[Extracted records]

◆ ◆ ◆

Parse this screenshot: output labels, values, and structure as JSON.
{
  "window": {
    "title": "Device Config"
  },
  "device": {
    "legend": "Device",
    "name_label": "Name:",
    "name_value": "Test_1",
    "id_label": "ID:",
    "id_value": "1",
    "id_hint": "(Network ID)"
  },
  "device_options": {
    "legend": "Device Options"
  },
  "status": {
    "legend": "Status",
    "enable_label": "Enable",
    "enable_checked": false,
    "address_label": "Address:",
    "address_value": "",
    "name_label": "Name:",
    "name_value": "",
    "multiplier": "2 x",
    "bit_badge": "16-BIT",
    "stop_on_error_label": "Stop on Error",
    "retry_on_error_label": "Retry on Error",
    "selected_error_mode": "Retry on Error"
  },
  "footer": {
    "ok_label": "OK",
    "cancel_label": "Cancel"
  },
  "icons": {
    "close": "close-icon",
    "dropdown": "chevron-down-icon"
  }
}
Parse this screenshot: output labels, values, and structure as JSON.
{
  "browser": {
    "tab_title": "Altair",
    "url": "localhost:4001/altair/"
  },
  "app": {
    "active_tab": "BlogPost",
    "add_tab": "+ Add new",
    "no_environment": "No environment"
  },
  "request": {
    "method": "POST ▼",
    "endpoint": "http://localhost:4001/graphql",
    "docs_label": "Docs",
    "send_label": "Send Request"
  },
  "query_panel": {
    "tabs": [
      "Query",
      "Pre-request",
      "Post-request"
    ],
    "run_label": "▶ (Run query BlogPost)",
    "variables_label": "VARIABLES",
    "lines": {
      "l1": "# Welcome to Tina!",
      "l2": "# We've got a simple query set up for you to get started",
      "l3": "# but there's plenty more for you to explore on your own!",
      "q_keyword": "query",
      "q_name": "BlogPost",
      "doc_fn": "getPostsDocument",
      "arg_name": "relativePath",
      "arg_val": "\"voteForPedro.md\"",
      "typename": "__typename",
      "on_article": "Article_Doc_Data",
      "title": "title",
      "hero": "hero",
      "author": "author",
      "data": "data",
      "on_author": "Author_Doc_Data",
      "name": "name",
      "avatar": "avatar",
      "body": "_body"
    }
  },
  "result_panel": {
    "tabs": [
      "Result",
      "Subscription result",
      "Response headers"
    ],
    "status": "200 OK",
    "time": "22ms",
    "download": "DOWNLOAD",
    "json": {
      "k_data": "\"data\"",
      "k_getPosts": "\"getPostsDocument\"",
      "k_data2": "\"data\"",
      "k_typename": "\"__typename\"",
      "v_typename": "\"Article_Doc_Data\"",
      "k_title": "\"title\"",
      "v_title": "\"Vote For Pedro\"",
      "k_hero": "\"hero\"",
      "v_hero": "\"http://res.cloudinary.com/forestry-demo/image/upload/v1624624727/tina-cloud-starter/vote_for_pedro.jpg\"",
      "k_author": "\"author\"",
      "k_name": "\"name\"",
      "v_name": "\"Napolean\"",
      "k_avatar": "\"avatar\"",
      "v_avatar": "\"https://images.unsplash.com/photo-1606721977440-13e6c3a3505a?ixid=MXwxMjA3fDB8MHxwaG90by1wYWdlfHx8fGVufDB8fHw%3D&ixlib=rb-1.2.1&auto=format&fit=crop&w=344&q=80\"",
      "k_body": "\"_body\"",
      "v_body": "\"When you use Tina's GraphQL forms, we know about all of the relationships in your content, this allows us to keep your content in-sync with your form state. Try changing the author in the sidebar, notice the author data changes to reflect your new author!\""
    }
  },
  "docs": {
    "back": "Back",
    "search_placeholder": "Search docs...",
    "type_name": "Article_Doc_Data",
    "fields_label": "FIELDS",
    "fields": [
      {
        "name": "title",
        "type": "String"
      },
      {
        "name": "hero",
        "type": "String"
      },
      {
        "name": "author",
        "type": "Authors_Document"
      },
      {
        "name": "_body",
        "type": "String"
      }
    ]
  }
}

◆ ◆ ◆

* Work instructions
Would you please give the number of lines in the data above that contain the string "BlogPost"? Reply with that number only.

* Response
3